The History All Around Us
We are surrounded by the fingerprints of history. The only thing we need to do is learn how to dust those prints—to preserve them.
That lesson was cemented in my consciousness as I struggled to pin an identity on the faces in the mystery photograph album I had found in a local antique store. How was I to know, when I first lifted it from the basement box where it had been stored, that it would connect me, a casual shopper in Lodi, California, with a family five thousand miles away in County Cork, Ireland?
The simple items we find as we make our way through our everyday life may turn out to be much the same as that photo album I stumbled upon. Photographs, old newspaper clippings, even street signs or old houses contain shreds of a saga from our past. We can only read those details if we care to learn enough to recognize the signs and pursue the trail to the past. But that trail is there, bidding those who heed to follow.
Now that I've followed the trail from unidentified faces in a photo album to the now-disclosed identity of the family who once assembled it, I'm remembering other items which had, at some point in the past, seemed to call my name, beckoning me to pursue another micro-history. There were the street signs bearing the name, as it turned out, of some of my family's specific ancestors. There were pieces of furniture once belonging to now-long-gone relatives. There likely are house histories for the places where my family once lived. And, oh, the photographs—some of which are still faces without any names.
The epiphany of this experience has converted me into an evangelist for the ubiquity of history—and, beyond that, to encouraging people to open their eyes to that history and find ways to decipher it, preserve it, share it, and, when possible, return it to its rightful owners.

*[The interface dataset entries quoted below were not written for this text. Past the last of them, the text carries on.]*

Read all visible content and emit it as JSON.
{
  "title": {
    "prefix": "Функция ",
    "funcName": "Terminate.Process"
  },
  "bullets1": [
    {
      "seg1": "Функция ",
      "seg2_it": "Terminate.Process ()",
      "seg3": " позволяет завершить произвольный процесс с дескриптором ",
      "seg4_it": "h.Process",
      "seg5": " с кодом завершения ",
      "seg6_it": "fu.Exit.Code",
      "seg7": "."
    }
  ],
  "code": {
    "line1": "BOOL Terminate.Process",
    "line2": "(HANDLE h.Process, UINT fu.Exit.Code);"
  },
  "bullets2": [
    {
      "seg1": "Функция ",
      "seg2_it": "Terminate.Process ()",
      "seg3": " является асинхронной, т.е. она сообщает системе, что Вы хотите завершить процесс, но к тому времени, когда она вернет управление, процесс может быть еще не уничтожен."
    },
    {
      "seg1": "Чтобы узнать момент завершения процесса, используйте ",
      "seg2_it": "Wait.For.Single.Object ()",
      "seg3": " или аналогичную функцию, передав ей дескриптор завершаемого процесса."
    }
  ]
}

Perhaps, deep down, I nurse a secret hope that someone, somewhere, will stumble upon a hundred-year-old photograph of one of my ancestors. Or pull out a drawer full of junk in an attic somewhere back east, and find a letter addressed to someone in my family.
I think all of us who finger the strands of our own genealogy harbor those same hopes. Hopefully, we can find ways to step away from the straight path of the typical documents we've always come to expect will harbor our family's secrets, and wander among those other possibilities. I've certainly taken inspiration from the document-poor Irish, who have learned to glean genealogical information from such unlikely sources as century-old dog licenses, for instance. I want to free myself from the restrictions of thinking I can only learn about my family by doing the BMD chase, or sticking with decades of census records. Wandering through old newspapers from the family's hometown may paint a much more interesting picture than those dry vital statistics. What if a gift of a new discovery awaited us as researchers in some of these other, unlikely places?
Better than that, what if we all crowdsourced our discoveries—you looking in your town for the names and faces that, perhaps, would turn out to aid me in my search, while I, on my side of the continent, look for items which conceal just the details you were seeking? It is not that inconceivable, considering we are all surrounded by the tokens of history. While giants like FamilySearch or Ancestry or any of the other genealogical companies do their part in digitizing large swaths of documentation, each of us can do our small part in adding to the data stream with our own discoveries, too.